At the corner of Lombardi and Holmgren, late last Saturday night
in Green Bay, sits the Weather Channel's StormTracker satellite
truck: It is a meteorological vulture, hoping for a feast of
foul weather on Sunday, when the Packers will host the San
Francisco 49ers, those pantywaists from the West Coast.
Seven miles from the StormTracker is Vince Lombardi's old house,
a redbrick ranch on a quiet cul-de-sac in suburban Allouez. If
it weren't for the indecency of the hour--it is now just before
seven on Sunday morning--you would knock on the door and
endeavor to have a drink at the basement bar, where Saint Vince
entertained, win or lose, after every Packers home game. Four
miles from there is St. Willebrord's Catholic Church, where
Lombardi was a daily communicant while coaching the Packers to
five league titles in seven years. The priest inside, Father
Albin V. Veszelovszky, has a name like a '60s linebacker and a

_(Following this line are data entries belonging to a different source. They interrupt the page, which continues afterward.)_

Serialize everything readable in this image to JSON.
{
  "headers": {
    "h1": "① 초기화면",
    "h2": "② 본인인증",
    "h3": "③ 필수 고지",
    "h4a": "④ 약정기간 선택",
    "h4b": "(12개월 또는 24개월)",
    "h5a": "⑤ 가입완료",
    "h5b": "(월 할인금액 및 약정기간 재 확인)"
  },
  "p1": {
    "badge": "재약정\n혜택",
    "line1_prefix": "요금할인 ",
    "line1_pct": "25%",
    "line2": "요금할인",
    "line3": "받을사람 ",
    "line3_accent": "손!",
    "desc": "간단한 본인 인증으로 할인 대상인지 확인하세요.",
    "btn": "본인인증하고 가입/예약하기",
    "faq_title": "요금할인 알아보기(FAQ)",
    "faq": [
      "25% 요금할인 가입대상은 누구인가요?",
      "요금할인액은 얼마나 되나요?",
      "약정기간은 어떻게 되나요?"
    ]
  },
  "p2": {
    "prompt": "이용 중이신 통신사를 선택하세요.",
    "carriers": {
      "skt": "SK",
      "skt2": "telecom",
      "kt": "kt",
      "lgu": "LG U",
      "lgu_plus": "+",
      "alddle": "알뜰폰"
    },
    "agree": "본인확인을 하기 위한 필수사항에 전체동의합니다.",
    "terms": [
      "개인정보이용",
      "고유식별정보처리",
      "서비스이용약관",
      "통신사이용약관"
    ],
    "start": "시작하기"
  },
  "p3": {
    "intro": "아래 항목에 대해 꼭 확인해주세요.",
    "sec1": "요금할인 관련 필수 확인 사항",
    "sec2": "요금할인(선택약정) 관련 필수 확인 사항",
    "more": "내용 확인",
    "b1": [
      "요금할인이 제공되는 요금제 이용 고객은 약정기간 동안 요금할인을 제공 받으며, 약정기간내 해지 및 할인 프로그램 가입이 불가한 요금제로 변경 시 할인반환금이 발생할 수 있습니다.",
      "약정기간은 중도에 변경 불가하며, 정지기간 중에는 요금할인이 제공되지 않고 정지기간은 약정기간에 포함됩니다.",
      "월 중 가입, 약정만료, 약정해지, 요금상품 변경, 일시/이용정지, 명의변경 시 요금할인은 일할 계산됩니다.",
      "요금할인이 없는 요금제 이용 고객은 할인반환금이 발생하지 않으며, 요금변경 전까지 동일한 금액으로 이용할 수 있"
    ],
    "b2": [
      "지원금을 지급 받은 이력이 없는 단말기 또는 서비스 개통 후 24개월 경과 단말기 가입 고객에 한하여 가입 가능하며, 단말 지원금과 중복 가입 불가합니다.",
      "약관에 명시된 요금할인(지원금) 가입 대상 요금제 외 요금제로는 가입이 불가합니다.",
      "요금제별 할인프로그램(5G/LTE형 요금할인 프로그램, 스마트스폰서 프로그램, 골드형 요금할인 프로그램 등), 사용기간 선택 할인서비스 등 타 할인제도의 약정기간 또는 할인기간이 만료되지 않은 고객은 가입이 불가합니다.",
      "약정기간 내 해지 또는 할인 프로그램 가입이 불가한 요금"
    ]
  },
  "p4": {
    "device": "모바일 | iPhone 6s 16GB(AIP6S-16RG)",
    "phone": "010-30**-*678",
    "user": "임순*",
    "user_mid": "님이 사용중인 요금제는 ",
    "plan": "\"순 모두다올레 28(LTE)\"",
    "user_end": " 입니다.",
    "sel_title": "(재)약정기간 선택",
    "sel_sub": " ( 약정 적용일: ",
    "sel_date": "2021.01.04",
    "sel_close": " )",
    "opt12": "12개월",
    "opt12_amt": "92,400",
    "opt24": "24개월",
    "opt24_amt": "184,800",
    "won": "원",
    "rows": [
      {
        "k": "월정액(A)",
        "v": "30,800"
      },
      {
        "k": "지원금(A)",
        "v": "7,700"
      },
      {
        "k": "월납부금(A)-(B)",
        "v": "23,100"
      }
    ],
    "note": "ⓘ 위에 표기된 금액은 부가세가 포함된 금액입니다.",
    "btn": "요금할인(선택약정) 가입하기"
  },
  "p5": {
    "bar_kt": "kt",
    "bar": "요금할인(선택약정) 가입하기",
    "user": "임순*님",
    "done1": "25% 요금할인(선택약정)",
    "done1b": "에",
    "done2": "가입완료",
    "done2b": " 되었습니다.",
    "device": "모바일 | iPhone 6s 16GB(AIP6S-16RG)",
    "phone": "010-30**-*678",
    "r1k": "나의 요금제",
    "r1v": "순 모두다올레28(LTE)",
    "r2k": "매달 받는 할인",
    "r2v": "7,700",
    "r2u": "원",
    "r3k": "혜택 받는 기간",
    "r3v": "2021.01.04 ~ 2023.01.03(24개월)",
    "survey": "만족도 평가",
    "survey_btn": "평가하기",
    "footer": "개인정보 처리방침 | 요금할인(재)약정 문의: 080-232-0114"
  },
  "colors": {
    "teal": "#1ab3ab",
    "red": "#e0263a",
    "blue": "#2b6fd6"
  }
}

Bela Lugosi accent, and presides over a Mass on Sunday that
should resonate with every tailback who tells you that God was
on his side today: "In truth," said the apostle Peter, "I see
that God shows no partiality."
Or does he? Two miles from St. Willebrord's, at 1265 Lombardi
Avenue, is Lambeau Field, far more blessed than any other in
football. Dale Jaeger is a parking attendant in lot B, but he
might as well be the maitre d' at a three-star Parisian
restaurant. "People try to bribe me for the best spaces," Jaeger
says of the scarce end spots that are ideal for tailgating.
"They offer me beer, food, condiments. Some of them give me
Christmas presents and year-end bonuses." Despite the prodigious
drinking by thousands around him--it is now 8:30 a.m. on Sunday,
and the lot has been open for a full hour--Jaeger hasn't seen a
fistfight today, nor in 25 years of parking cars. "These are,"
he says, "good-hearted people from the Midwest."
Van Nguyen is a Midwesterner by way of Vietnam, from which he
emigrated to Green Bay at age 15. Now 32, he speaks in a
disarmingly hard-voweled Wiscansin accent. "Most Vietnamese
people like the warm s---, so they move to California, Florida
or Texas," says Nguyen. But he lucked out and landed near
Lambeau. "Every time I walk in, I tell myself I'm not going to
get emotional," he says. "Then I see the players run onto the
field and hear the roar and the national anthem and then the
planes fly over and...my eyes well up."
January 21, 2002
Indeed, Nguyen is welling up as we speak, but that may be from
the eye-watering fumes that are everywhere: bratwurst and cheddar
links, grilled steak and boiled lobster, the scent of buttered
cheeseburger wafting over from Kroll's West restaurant, a
timeless Packers haunt whose slogan is Where Butter's King--and,
one assumes, angioplasty's queen.
Bart Boyden, 39, drives a green-and-gold '72 Cadillac Fleetwood
that's emblazoned with PACKERS logos and the Wisconsin license
plate 01PACK. In his trunk he has the plates 87PACK, 88PACK,
89PACK and so on, through 99PACK and Y2KPACK, and the
Mississippi plate FAVRE, which he talked off a woman in New
Orleans five years ago. To set the tone for today's game, he is
playing--on a loudspeaker lashed to the Fleetwood--the theme
music from vintage NFL Films.
Retiree Rich Mossing drives nine hours from Toledo for every
Packers home game, despite having no tickets--he always scores a
pair--and no ties to Wisconsin. His green-and-gold GMC Savannah
is festooned with Packers helmets and carries the Ohio plates
PACKVAN. "Detroit fans are especially bad," he says of the
Michigan motorists he passes en route. "Many of them nearly get
into accidents while turning around in their seats to flip me
Inside Lambeau hours later--on a dyed dirt field, with the
temperature a disappointingly warm 28[degrees]--the Packers lay
waste to the Niners, and a Fox camera isolates on 45-year-old
fan Larry Primeau. In 1990, for reasons he can't adequately
explain, Primeau lag-bolted to a vintage '60s Packers helmet a
set of antlers from a deer that he'd shot in northern Wisconsin.
The antlered helmet was a hit at Lambeau, Primeau dubbed himself
the Packalope, and in 1997, when the helmet was enshrined in
Canton, Ohio, in a display about pro football fans, he built
himself a replacement, which he wears to this day.
Former Packers linebacker Brian Noble told Primeau that his
Packalope helmet seemed a waste of perfectly good deer antlers,
but Primeau would hear none of it. "I put that deer," he told
Noble, "in the football Hall of Fame."